**Items from an interface collection:**
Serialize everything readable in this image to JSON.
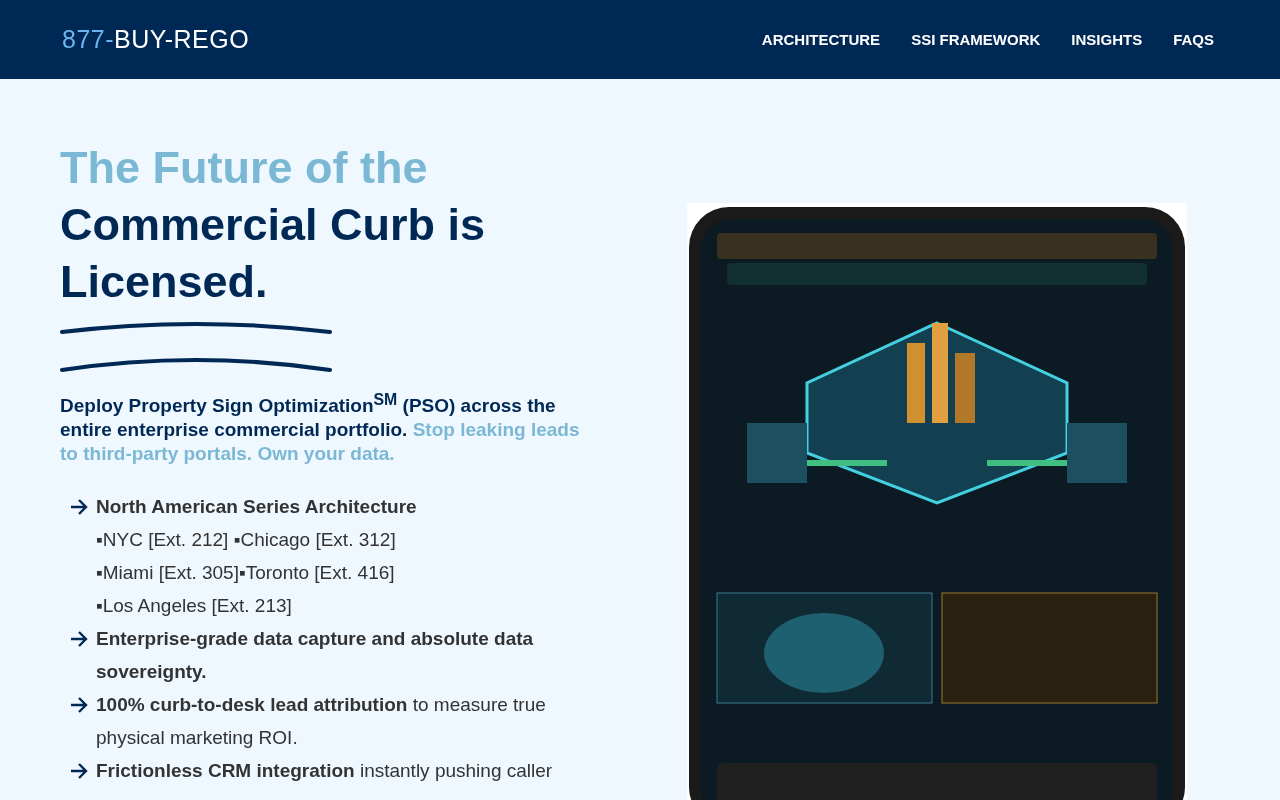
{
  "header": {
    "logo_prefix": "877-",
    "logo_main": "BUY-REGO",
    "nav": [
      {
        "label": "ARCHITECTURE"
      },
      {
        "label": "SSI FRAMEWORK"
      },
      {
        "label": "INSIGHTS"
      },
      {
        "label": "FAQS"
      }
    ]
  },
  "hero": {
    "headline_lead": "The Future of the",
    "headline_main": "Commercial Curb is Licensed.",
    "intro": [
      {
        "text": "Deploy Property Sign Optimization$^{SM}$ (PSO) across the entire enterprise commercial portfolio.",
        "highlight": false
      },
      {
        "text": "Stop leaking leads to third-party portals. Own your data.",
        "highlight": true
      }
    ],
    "points": [
      {
        "kind": "bullet",
        "text": "**North American Series Architecture**"
      },
      {
        "kind": "subline",
        "text": "▪NYC [Ext. 212] ▪Chicago [Ext. 312]"
      },
      {
        "kind": "subline",
        "text": "▪Miami [Ext. 305]▪Toronto [Ext. 416]"
      },
      {
        "kind": "subline",
        "text": "▪Los Angeles [Ext. 213]"
      },
      {
        "kind": "bullet",
        "text": "**Enterprise-grade data capture and absolute data sovereignty.**"
      },
      {
        "kind": "bullet",
        "text": "**100% curb-to-desk lead attribution** to measure true physical marketing ROI."
      },
      {
        "kind": "bullet",
        "text": "**Frictionless CRM integration** instantly pushing caller"
      }
    ]
  }
}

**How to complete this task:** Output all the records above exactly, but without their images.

**Answer:**
Serialize everything readable in this image to JSON.
{
  "header": {
    "logo_prefix": "877-",
    "logo_main": "BUY-REGO",
    "nav": [
      {
        "label": "ARCHITECTURE"
      },
      {
        "label": "SSI FRAMEWORK"
      },
      {
        "label": "INSIGHTS"
      },
      {
        "label": "FAQS"
      }
    ]
  },
  "hero": {
    "headline_lead": "The Future of the",
    "headline_main": "Commercial Curb is Licensed.",
    "intro": [
      {
        "text": "Deploy Property Sign Optimization$^{SM}$ (PSO) across the entire enterprise commercial portfolio.",
        "highlight": false
      },
      {
        "text": "Stop leaking leads to third-party portals. Own your data.",
        "highlight": true
      }
    ],
    "points": [
      {
        "kind": "bullet",
        "text": "**North American Series Architecture**"
      },
      {
        "kind": "subline",
        "text": "▪NYC [Ext. 212] ▪Chicago [Ext. 312]"
      },
      {
        "kind": "subline",
        "text": "▪Miami [Ext. 305]▪Toronto [Ext. 416]"
      },
      {
        "kind": "subline",
        "text": "▪Los Angeles [Ext. 213]"
      },
      {
        "kind": "bullet",
        "text": "**Enterprise-grade data capture and absolute data sovereignty.**"
      },
      {
        "kind": "bullet",
        "text": "**100% curb-to-desk lead attribution** to measure true physical marketing ROI."
      },
      {
        "kind": "bullet",
        "text": "**Frictionless CRM integration** instantly pushing caller"
      }
    ]
  }
}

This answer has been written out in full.